CHARLESTON – In a fireworks display two days before America's birthday, the West Virginia Supreme Court of Appeals launched asbestos suits of more than 1,000 railroad workers into the sky so they can fall where they belong.
The Justices affirmed Circuit Judge Arthur Recht of Wheeling, who dismissed mass suits against railways CSX and Norfolk Southern so plaintiffs can sue elsewhere.
They rejected a Pittsburgh lawyer's plea that the U.S. Constitution affords every American the right to sue in West Virginia regardless of any connection to the state.
They chose not to apply a 2006 decision, Morris v. Crown Equipment, granting West Virginia jurisdiction in a dispute from another state.
In Morris, they wrote, the roster of defendants included a West Virginia corporation.
Without that connection, they decided, Morris did not apply to the asbestos suits.
Scott Marshall, Robert Daley and Aaron Rihn, of Robert Pierce and Associates in Pittsburgh, filed the suits in various courts on behalf of more than 1,000 railroad workers.
They asserted claims under the Federal Employers' Liability Act, which grants broad latitude in fixing jurisdiction for workers in motion.
The Supreme Court of Appeals consolidated the suits in Kanawha Circuit Court and assigned them to Recht as visiting judge for asbestos cases.
The railways moved to dismiss, and the motion remained pending while the Supreme Court of Appeals thrashed out its opinion in Morris.
Recht granted the motion, ruling that Morris did not apply.
Plaintiffs appealed, quoting from the U. S. Constitution that "Citizens of each State shall be entitled to all Privileges and Immunities of Citizens in the several States."
The Justices rejected that argument and declared they found nothing in federal law imposing a duty on Recht to hear the claims.

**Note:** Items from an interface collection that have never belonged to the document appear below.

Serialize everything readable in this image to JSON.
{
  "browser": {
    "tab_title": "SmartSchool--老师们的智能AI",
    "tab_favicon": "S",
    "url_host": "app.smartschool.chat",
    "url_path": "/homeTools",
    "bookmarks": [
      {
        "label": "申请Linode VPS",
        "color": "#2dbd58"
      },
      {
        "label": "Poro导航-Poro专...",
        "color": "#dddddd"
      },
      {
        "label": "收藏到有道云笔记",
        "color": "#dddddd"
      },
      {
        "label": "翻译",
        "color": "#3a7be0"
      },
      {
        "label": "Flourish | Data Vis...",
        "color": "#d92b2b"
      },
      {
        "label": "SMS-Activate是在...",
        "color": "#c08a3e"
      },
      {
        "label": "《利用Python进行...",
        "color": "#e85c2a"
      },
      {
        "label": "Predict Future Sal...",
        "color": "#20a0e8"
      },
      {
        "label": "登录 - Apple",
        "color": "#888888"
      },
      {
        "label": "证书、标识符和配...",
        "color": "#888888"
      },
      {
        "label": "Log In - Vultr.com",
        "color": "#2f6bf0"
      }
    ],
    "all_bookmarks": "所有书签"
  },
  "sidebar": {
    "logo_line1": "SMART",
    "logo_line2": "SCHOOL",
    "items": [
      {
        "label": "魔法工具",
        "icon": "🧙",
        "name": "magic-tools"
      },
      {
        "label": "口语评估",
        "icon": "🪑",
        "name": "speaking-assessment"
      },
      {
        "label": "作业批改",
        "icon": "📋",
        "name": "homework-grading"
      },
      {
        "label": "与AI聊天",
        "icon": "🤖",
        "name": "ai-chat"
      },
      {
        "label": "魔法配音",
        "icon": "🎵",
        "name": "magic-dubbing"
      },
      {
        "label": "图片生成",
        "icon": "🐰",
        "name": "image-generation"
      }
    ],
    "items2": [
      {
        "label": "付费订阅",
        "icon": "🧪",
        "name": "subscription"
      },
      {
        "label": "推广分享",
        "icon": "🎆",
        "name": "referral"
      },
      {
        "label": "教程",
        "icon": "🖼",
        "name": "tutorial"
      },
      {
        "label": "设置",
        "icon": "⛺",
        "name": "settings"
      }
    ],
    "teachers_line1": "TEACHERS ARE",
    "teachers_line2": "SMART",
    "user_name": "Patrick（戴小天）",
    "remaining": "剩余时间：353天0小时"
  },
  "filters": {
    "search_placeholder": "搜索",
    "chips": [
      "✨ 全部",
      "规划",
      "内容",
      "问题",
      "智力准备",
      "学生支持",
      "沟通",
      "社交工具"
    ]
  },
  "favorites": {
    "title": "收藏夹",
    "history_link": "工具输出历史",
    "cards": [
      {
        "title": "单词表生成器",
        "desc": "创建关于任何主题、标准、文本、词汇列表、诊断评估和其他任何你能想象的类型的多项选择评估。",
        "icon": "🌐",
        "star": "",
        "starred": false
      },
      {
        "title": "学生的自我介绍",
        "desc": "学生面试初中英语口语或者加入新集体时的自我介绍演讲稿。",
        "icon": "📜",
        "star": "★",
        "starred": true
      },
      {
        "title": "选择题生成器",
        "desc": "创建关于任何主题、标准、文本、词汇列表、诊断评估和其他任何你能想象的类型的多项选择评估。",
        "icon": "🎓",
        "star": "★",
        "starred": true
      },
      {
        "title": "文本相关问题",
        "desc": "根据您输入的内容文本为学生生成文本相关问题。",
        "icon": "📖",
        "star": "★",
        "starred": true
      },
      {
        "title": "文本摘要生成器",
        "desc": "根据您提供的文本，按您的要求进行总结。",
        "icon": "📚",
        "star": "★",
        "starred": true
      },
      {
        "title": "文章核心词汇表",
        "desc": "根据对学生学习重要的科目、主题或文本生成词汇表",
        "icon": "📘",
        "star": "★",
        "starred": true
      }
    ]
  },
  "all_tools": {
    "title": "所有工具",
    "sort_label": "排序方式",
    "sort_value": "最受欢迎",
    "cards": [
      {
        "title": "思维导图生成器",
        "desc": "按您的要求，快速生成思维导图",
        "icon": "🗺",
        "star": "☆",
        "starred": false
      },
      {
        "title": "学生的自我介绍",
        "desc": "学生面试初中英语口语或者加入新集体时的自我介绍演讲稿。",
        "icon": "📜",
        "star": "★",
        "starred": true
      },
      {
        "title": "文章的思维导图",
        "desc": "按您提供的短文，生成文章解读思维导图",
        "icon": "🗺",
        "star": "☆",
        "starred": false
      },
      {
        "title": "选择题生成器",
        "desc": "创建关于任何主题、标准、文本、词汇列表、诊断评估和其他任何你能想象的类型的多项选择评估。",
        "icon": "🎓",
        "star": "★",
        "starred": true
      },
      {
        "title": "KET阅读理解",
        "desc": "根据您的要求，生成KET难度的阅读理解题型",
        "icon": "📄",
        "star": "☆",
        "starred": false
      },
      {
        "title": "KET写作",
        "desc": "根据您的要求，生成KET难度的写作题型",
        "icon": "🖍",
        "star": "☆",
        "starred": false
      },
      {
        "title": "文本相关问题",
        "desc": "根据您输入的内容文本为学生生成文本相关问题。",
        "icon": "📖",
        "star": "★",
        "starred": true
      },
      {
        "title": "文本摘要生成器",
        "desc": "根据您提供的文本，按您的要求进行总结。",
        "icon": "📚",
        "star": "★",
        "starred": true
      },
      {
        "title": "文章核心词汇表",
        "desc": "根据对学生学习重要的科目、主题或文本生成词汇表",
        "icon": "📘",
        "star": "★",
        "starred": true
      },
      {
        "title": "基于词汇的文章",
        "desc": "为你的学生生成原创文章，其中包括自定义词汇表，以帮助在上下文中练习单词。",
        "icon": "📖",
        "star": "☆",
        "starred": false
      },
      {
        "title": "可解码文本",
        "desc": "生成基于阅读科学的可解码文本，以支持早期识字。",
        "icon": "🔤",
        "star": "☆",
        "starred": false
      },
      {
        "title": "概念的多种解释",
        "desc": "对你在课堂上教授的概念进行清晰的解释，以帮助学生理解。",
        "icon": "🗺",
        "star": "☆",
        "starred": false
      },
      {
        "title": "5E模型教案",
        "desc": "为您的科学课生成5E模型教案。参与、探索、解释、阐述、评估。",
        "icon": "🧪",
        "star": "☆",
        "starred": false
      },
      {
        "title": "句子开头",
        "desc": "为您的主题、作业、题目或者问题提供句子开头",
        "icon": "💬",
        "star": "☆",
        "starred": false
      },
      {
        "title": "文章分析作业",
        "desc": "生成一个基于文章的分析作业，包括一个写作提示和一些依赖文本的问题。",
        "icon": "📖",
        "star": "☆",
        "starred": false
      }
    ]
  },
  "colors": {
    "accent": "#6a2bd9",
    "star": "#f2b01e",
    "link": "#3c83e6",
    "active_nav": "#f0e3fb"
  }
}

Luke Lafferre, Alicia Deligne and Marc Williams of Huddleston Bolen in Huntington represented CSX and Norfolk Southern.